Almost all franchised chains have a store locator section on their website such as Arby’s store locations where they list addresses, phone numbers, and business hours of all their store locations in USA. You can just Google the name of the Franchise + “store locations” to find this page.
We have seen that frequently, the store counts mentioned in advertising, promotional and other catalogs do not match the store locations found from their website.
For example, in the case of Arby’s, total store locations mentioned on franchise page and elsewhere is close to 3500 stores, with 100 company owned, and rest owned by franchisees. However, when we buy the data extracted through the store locations page we get 3-5% lower number of stores.
Source: location list for Arby’s stores
In any case, the counts obtained through the store locator section of the site is to be considered more authoritative and recent compared to anywhere else. This is due to the simple reason that store locators are designed to be used by consumers, so any company would want to show the actual open locations to help the customers reach their store doors.
If there is a small discrepancy than that can be attributed to some stores getting remodeled and thus closed for public but large discrepancies usually mean that lots of franchisees have gone out of business and closed the stores.
You should hire a professional web scraping company or a data seller like us to get all the retail store location data for a particular franchisee.
It should only cost you $50-85 to get all the locations in excel file, and this is money well spent since it will not only give you store locations data but also phone numbers so that you can do some due diligence about which stores are corporate locations (by just calling and asking each stores), as well as try and speak with some franchisees.
Small Business Administration (SBA)
If you are in US, than you should contact the local Small Business Administration (SBA) office.

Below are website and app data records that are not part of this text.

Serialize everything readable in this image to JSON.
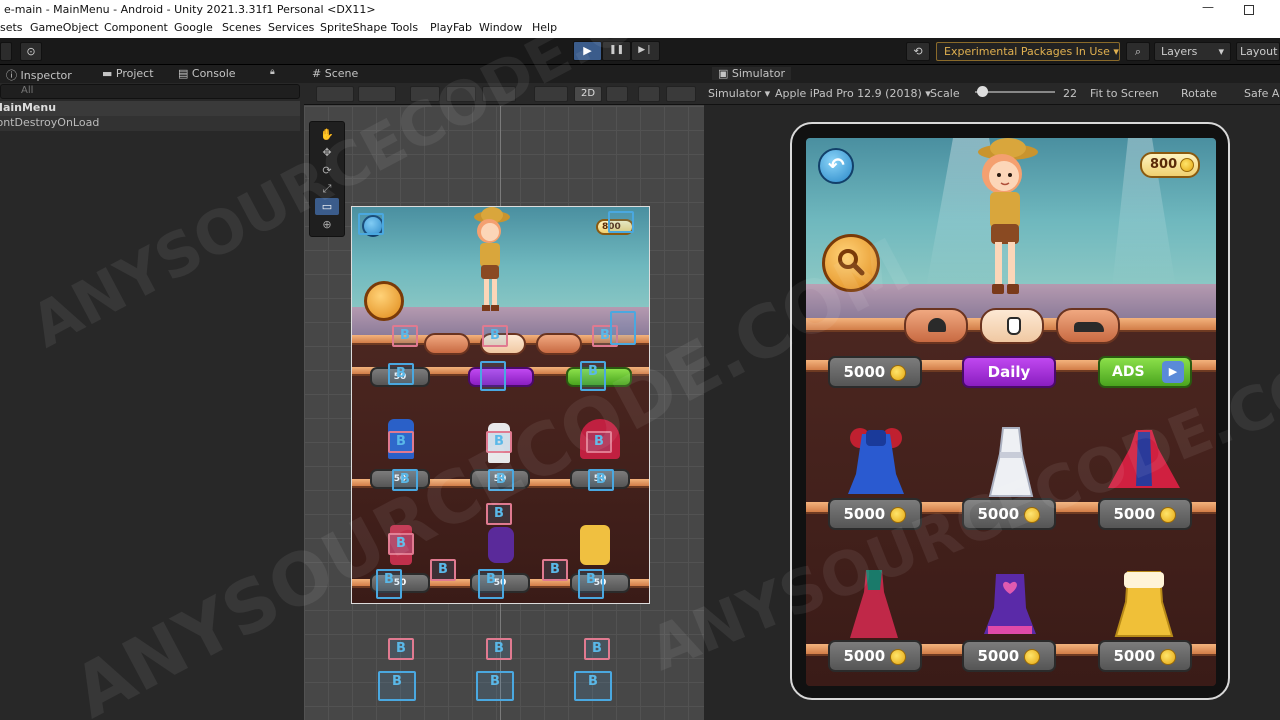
{
  "window": {
    "title": "e-main - MainMenu - Android - Unity 2021.3.31f1 Personal <DX11>",
    "minimize_glyph": "—"
  },
  "menubar": [
    "sets",
    "GameObject",
    "Component",
    "Google",
    "Scenes",
    "Services",
    "SpriteShape",
    "Tools",
    "PlayFab",
    "Window",
    "Help"
  ],
  "toolbar": {
    "play_glyph": "▶",
    "pause_glyph": "❚❚",
    "step_glyph": "▶❘",
    "history_glyph": "⟲",
    "packages_label": "Experimental Packages In Use ▾",
    "search_glyph": "⌕",
    "layers_label": "Layers",
    "layers_chevron": "▾",
    "layout_label": "Layout"
  },
  "left_panel": {
    "tabs": [
      "Inspector",
      "Project",
      "Console"
    ],
    "lock_glyph": "🔒︎",
    "search_placeholder": "All",
    "hierarchy": [
      "MainMenu",
      "DontDestroyOnLoad"
    ]
  },
  "scene_panel": {
    "tab": "Scene",
    "two_d_label": "2D",
    "tools": [
      "✋",
      "✥",
      "⟳",
      "⤢",
      "▭",
      "⊕"
    ],
    "handle_label": "B",
    "mini": {
      "coin_text": "800",
      "price_text": "50",
      "tab_letter": "B"
    }
  },
  "simulator": {
    "tab": "Simulator",
    "bar": {
      "mode": "Simulator ▾",
      "device": "Apple iPad Pro 12.9 (2018) ▾",
      "scale_label": "Scale",
      "scale_value": "22",
      "fit_label": "Fit to Screen",
      "rotate_label": "Rotate",
      "safe_area_label": "Safe A"
    },
    "game": {
      "coin_balance": "800",
      "daily_label": "Daily",
      "ads_label": "ADS",
      "top_row_price": "5000",
      "outfit_prices": [
        "5000",
        "5000",
        "5000",
        "5000",
        "5000",
        "5000"
      ],
      "category_tabs": [
        "helmet",
        "dress",
        "shoe"
      ],
      "selected_category": 1
    }
  },
  "watermark_text": "ANYSOURCECODE.COM",
  "colors": {
    "play_active": "#3b5c8b",
    "daily_button": "#b03ee8",
    "ads_button": "#6cc83a",
    "price_button": "#6a6a6a",
    "coin": "#f5c430"
  }
}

It has lots of dedicated resources for franchising, offering assistance with loans and general information on franchising. To find the SBA office near you and for other valuable information, go to www.sba.gov and just click on the map.
Many state governments have put out detailed information through the State Securities Administrator or the Attorney General that lists all the franchisor companies registered with the state.
You can also use FOIA requests to obtain disclose publicly-filed actions taken against franchisors.
If you have a specific question than definitely make the effort to contact these officials to inquire about any actions taken against a franchise company that interests you. You should go through your local elected officials and get the information through their offices if you are getting stonewalled by the officials.
One of the best ways to learn about any franchisors is looking at performance, the geographical coverage and average duration of the current franchisees.
You will be surprised at how candid many franchisees are with other prospective franchisees. After all, they have a vested interest in ensuring that only people that fit well within the system join up; since an unsuccessful franchisee negatively reflects the entire system, and can erode brand equity.
Assuming that most people would like to own a business in their own community, talking with local franchisees would be the logical place to start when seeking a realistic appraisal.
Discussing the system with someone already familiar with it should provide invaluable information.
Trade shows and newspaper ads
Many people have found their dream franchises by looking at business opportunity section of your local newspaper or attending a franchise trade show.
I have to caution you about this though. Many franchisors enhance their ads with exaggerated claims, while trade shows can be over-hyped, emotionally-charged atmospheres.
The FTC has recently taken action directly against trade show promoters for failing to properly screen and supervise franchise and business opportunity participants.
Newspapers and trade show promoters do not ensure that the ads or information being distributed are factual. So, especially if this is your initial exposure to franchising, you need to backup all information with hard facts before making any purchasing decision.